Community and Q&A

Transition from flat to sloped truss ceiling

JTyler | Posted in GBA Pro Help on

I am working on finalizing my roof truss order. My building has flat ceilings at both ends, with a sloped ceiling over the center portion. In other words, there will be two transitions between flat and sloped ceilings. My truss designer has asked if I want a supplemental-flat-bottom-chord-truss to make these transitions. I had assumed this would be how it was done – a scissor truss with a flat bottom chord truss right next to it – but now that he’s asked, I am wondering what the alternatives are.

How do you guys prefer to handle the transition from a flat ceiling to a “cathedral” style ceiling under a trussed roof?

GBA Prime

Join the leading community of building science experts

Become a GBA Prime member and get instant access to the latest developments in green building, research, and reports from the field.


  1. Expert Member
    ARMANDO COBO | | #1

    The two end trusses for the scissor truss section should be a gable end truss. Hopefully all trusses are heeled to allow full insulation. The gable end trusses should be next to a flat roof truss on the outside.
    The transition is to run sheathing outside the gable end truss all the way down to the top plates of the walls, creating structural stability and a way to insulate the end of the wall at the gable end. On the flat roof side it allows to install roof sheathing on the outside, and either insulate a conditioned attic or blown insulation over netting. My proffered way to insulate flat roofs is install rigid foam on top of the roof decking and open cell under the roof decking. For the Scissor truss insulation, it all depends on the roof/ceiling pitch.

  2. Expert Member

    I don't know any other way to do it. Unless the transition falls on a 24" oc dimension, you need the extra trusses.
    In many situations the vaulted portion of the ceiling is over a discrete space or room, and in that case you could just extend the walls up to the underside of the last scissor truss, but that comes with the attendant air-sealing and fire stopping problems of a wall extending up into the attic.

  3. JTyler | | #3
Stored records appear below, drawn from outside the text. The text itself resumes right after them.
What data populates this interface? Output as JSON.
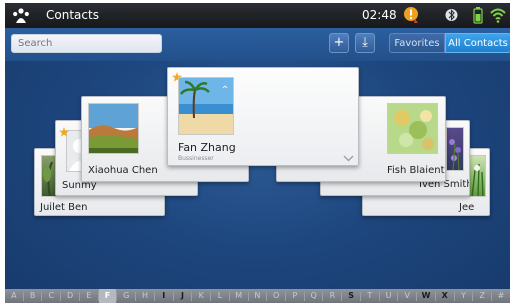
{
  "statusbar": {
    "title": "Contacts",
    "time": "02:48",
    "icons": [
      "contacts-app-icon",
      "alert-icon",
      "bluetooth-icon",
      "battery-icon",
      "wifi-icon"
    ]
  },
  "toolbar": {
    "search_placeholder": "Search",
    "add_label": "+",
    "import_label": "⤓",
    "tabs": [
      {
        "label": "Favorites",
        "selected": false
      },
      {
        "label": "All Contacts",
        "selected": true
      }
    ]
  },
  "contacts": [
    {
      "name": "Fan Zhang",
      "subtitle": "Bussinesser",
      "starred": true,
      "photo": "beach-photo-icon"
    },
    {
      "name": "Xiaohua Chen",
      "starred": false,
      "photo": "landscape-photo-icon"
    },
    {
      "name": "Sunmy",
      "starred": true,
      "photo": "default-avatar-icon"
    },
    {
      "name": "Juilet Ben",
      "starred": false,
      "photo": "plant-photo-icon"
    },
    {
      "name": "Fish Blaient",
      "starred": false,
      "photo": "flower-photo-icon"
    },
    {
      "name": "Iven Smith",
      "starred": false,
      "photo": "lavender-photo-icon"
    },
    {
      "name": "Jee",
      "starred": false,
      "photo": "grass-photo-icon"
    }
  ],
  "index_letters": [
    "A",
    "B",
    "C",
    "D",
    "E",
    "F",
    "G",
    "H",
    "I",
    "J",
    "K",
    "L",
    "M",
    "N",
    "O",
    "P",
    "Q",
    "R",
    "S",
    "T",
    "U",
    "V",
    "W",
    "X",
    "Y",
    "Z",
    "#"
  ],
  "index_selected": "F",
  "index_bold": [
    "I",
    "J",
    "S",
    "W",
    "X"
  ],
  "colors": {
    "accent": "#1f80d0",
    "background": "#1e477f",
    "card": "#f2f3f5"
  }
}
    Alright - extra truss at the transitions makes sense to me. Thanks for the help guys!

Log in or create an account to post an answer.


Recent Questions and Replies

  • |
  • |
  • |
  • |